» **Records**

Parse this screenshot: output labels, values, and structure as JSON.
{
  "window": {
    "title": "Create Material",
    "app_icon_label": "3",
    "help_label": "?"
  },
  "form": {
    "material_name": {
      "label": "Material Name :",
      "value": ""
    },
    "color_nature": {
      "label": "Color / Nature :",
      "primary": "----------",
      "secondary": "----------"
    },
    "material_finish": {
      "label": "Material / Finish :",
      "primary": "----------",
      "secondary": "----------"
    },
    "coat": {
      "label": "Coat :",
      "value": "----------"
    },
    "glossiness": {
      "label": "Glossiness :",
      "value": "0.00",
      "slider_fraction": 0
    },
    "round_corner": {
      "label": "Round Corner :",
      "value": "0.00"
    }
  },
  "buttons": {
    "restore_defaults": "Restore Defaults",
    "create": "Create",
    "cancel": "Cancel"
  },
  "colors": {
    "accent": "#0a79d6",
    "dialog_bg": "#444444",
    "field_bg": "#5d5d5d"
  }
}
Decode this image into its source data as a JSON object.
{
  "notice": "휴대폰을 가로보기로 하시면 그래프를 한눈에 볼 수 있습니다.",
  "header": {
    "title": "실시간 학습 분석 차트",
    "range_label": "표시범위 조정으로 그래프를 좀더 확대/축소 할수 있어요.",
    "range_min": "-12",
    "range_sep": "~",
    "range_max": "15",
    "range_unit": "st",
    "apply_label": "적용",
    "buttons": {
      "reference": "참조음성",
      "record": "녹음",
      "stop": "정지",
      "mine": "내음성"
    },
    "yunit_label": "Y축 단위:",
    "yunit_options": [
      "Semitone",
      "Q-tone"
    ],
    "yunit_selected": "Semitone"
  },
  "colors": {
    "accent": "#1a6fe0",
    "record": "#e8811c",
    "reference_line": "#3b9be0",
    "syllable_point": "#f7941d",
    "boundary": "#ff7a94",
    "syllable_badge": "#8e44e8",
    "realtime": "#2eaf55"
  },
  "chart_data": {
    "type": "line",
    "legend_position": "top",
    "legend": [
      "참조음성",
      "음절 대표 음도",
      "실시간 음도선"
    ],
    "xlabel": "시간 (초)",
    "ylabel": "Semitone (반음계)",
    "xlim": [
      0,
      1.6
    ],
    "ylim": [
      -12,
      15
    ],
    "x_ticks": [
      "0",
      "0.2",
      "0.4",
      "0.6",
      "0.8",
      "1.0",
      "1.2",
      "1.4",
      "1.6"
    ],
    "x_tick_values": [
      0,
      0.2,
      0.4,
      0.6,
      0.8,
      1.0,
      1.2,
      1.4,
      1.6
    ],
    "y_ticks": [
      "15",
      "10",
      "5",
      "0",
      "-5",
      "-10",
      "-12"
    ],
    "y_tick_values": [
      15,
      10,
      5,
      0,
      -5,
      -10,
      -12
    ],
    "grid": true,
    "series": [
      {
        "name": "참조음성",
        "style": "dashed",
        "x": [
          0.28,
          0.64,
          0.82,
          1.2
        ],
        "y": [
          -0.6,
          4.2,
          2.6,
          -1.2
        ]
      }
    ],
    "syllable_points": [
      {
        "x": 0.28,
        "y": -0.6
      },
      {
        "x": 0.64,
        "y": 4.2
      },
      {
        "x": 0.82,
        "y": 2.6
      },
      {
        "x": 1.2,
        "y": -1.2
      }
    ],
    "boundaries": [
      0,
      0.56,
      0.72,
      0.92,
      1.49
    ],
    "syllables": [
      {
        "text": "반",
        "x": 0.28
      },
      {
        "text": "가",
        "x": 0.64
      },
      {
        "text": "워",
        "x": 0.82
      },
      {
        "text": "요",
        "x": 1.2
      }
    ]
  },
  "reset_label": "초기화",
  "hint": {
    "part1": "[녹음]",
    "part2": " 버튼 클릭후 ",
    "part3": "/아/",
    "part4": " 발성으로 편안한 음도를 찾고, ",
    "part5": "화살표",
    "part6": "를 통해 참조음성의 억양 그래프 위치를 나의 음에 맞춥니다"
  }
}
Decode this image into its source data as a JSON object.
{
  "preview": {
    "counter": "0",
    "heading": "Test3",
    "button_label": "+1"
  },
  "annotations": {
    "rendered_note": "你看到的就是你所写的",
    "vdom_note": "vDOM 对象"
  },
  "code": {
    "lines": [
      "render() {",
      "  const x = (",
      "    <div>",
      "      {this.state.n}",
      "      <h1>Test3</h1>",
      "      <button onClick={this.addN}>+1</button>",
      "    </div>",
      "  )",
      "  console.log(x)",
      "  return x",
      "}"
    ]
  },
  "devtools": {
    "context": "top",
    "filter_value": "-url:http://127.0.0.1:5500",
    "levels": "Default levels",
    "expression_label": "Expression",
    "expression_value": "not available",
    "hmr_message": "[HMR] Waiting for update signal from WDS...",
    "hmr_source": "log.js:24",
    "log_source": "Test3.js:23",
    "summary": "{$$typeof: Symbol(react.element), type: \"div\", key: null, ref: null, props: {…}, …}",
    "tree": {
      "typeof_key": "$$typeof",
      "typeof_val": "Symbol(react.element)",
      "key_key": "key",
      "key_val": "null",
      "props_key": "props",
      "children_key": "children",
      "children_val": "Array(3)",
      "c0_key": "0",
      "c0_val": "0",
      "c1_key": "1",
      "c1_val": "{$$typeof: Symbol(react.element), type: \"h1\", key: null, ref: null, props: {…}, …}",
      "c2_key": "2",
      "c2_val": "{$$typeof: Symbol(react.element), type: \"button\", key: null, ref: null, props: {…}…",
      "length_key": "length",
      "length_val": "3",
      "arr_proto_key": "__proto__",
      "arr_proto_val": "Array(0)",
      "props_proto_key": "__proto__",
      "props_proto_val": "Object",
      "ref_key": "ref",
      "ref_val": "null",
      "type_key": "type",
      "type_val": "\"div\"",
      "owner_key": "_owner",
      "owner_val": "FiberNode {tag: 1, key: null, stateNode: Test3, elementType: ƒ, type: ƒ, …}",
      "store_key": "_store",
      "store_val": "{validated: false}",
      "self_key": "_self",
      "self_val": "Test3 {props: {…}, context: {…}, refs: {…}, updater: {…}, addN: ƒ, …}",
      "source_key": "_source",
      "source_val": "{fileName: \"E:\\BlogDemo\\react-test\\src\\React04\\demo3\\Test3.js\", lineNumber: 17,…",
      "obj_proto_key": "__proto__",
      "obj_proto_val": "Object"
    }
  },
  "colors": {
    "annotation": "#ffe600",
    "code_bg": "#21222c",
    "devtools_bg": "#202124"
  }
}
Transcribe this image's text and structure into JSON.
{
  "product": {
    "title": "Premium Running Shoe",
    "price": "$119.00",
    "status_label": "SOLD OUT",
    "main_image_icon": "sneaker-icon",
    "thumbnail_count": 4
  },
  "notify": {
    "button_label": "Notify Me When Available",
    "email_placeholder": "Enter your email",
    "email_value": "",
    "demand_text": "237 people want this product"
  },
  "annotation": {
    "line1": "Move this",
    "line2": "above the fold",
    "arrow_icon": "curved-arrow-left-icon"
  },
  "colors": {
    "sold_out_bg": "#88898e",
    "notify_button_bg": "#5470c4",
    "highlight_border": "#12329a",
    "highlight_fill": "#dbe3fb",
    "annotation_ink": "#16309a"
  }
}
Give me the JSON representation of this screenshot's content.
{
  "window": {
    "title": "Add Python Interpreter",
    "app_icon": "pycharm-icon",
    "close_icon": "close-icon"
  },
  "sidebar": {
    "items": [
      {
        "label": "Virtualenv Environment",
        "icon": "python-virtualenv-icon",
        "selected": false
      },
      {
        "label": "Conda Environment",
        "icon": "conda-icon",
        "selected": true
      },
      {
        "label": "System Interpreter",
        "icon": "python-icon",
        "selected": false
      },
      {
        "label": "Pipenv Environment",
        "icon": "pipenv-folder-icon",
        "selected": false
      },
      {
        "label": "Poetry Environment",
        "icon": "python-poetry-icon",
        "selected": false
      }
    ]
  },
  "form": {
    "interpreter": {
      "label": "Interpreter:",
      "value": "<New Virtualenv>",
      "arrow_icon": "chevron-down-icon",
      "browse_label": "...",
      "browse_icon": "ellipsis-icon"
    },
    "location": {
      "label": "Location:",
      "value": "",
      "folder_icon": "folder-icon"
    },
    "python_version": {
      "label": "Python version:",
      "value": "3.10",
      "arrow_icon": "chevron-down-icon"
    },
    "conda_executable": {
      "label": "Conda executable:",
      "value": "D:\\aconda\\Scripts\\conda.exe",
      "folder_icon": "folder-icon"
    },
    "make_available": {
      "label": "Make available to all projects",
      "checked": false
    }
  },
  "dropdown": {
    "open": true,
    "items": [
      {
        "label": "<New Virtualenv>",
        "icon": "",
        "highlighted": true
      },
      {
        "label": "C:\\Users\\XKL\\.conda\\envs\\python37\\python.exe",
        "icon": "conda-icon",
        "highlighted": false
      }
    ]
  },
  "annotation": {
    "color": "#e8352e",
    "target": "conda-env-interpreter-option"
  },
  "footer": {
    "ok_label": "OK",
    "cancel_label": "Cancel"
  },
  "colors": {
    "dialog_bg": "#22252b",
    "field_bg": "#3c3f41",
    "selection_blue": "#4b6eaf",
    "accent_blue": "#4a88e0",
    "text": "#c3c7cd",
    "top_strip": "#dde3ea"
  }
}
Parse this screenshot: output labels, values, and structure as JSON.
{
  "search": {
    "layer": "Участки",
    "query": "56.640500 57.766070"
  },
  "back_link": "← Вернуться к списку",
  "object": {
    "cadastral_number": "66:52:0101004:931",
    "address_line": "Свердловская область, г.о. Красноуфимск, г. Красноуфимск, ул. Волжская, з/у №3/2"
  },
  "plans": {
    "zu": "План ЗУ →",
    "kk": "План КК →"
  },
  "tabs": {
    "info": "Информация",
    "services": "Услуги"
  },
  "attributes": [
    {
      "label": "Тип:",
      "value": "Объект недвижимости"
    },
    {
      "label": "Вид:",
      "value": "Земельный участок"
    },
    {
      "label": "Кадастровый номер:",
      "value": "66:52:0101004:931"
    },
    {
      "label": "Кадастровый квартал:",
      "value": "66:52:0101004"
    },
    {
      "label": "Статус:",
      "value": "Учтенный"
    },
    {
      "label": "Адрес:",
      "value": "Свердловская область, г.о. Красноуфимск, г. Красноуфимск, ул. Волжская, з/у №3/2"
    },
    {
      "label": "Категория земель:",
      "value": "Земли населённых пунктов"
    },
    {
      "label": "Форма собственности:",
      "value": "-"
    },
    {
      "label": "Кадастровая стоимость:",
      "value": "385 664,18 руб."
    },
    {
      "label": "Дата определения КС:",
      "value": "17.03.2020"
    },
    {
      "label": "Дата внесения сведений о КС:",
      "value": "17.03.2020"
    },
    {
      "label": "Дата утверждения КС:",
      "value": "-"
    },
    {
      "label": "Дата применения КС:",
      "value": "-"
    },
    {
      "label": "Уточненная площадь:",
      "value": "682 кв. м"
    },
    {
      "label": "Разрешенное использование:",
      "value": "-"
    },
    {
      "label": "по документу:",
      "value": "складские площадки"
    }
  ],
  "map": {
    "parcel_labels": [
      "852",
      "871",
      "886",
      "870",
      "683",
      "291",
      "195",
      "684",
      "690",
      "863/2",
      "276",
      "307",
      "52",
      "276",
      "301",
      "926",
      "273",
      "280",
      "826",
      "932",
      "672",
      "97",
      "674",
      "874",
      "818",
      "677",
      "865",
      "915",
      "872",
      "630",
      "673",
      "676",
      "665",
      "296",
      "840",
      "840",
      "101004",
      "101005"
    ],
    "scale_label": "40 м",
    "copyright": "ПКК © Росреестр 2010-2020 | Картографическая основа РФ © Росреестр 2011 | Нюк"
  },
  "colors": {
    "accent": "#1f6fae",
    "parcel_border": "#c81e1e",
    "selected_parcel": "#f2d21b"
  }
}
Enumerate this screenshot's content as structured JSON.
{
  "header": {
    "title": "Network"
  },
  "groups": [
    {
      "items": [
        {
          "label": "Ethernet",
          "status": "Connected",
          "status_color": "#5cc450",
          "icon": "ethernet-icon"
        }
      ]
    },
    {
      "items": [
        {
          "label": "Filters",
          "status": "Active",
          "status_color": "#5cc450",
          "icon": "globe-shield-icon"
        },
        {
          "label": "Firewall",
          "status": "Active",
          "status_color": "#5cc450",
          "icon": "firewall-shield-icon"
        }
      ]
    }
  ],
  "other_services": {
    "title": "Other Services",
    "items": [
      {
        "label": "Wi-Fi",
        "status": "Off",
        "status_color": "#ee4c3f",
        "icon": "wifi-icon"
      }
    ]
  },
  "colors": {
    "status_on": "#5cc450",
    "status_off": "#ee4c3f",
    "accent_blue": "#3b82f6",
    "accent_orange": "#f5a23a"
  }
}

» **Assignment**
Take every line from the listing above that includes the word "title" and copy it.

» **Completed task**
    "title": "Create Material",
    "title": "실시간 학습 분석 차트",
    "title": "Premium Running Shoe",
    "title": "Add Python Interpreter",
    "title": "Network"
    "title": "Other Services",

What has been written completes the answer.